To put in the praise of socialism in 21st century Across the United States, the multi-trillion dollar bailout of the banks and financial institutions at the expense of the jobs and livelihoods of the broad mass of the working people, the ruthless assault on wages—spearheaded by the Obama administration in the auto industry—and the massive cuts to all levels of public service are an historic political experience. They have established as an indisputable fact of political life that, to use Marx’s words, “the executive of the modern state is but a committee for managing the common affairs of the whole bourgeoisie.” In Europe, what remains of parliamentary democracy has been virtually dispensed with in Greece and Italy with the appointment of “technocratic” governments, headed by former employees of US banks, to impose the dictates of finance capital for the impoverishment of the working class.
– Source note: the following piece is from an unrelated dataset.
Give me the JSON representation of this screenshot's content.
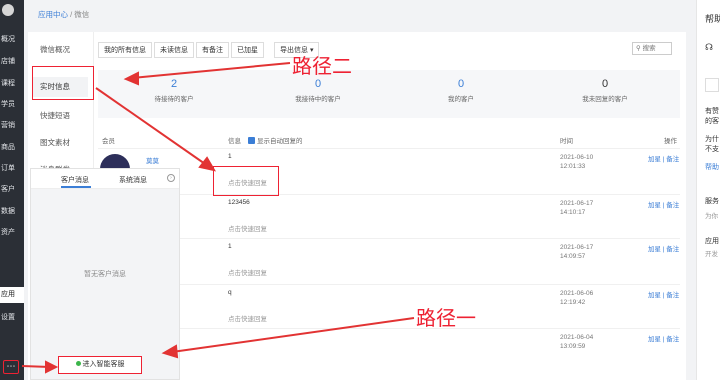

Socialism is not a form of government at all. Rather it is an economic system much like or feudalism capitalism or mercantilism. The People support the basic idea of socialism for different reasons and for different arguments. For economic reasons that one might support socialism as a means to rationalize the economic system by eliminating the boom and bust cycle inherent to capitalism and to allow for full employment, the efficient use of resources and public ownership over large industries so that the profits can be distributed more evenly amongst the population and societies. Consequently Socialism may also be supported by those who criticize capitalism on cultural and moral grounds and in that sense it is hospitable to culture and identity. Philosophically, the principles socialism is advocated for greater equality and individuality as defined as enabling a greater scope for self actualization and the expansion of democratic decision making into the economic aspects of society.
 See (http://www.capitalismislife.com/capitalism_is_life/Proper_Human_Survival_Depends_on_Capitalism.html), accessed on 21-03-2013.
 Ayn Rand, 1982, Capitalism: The Unknown Ideal; “What is Capitalism?”, New York:Signet, p.19.
 George Reisman, Capitalism: A Treatise on Economics; “Chapter 1: Economics and Capitalism” (Ottawa, Ill, Jameson Books 1998.) p.19.
 Joseph Bast and Herbert J. Walberg (July 1, 2003) What Is Capitalism?, (http://heartland.org/policy-documents/what-capitalism), accessed on 21-03-2013
 What is capitalism?, (http://www.pslweb.org/party/marxism-101/02-what-is-capitalism.html), accessed on 21-03-2013.
 INTRODUCTION:THE CRISIS OF SOCIALISM,( http://www.anu.edu.au/polsci/marx/contemp/pamsetc/socfrombel/sfb_int.htm) accessed on 21-03-2013
 SOCIALISM FROM BELOW, (http://www.anu.edu.au/polsci/marx/contemp/pamsetc/socfrombel/sfb_8.htm) accessed on 21-03-2013
 Nick Beams ,23 November 2011, David Harvey and the Occupy Movement (ICFI) (https://wsws.org/en/articles/2011/11/harv-n23.html) accessed on 21-03-2013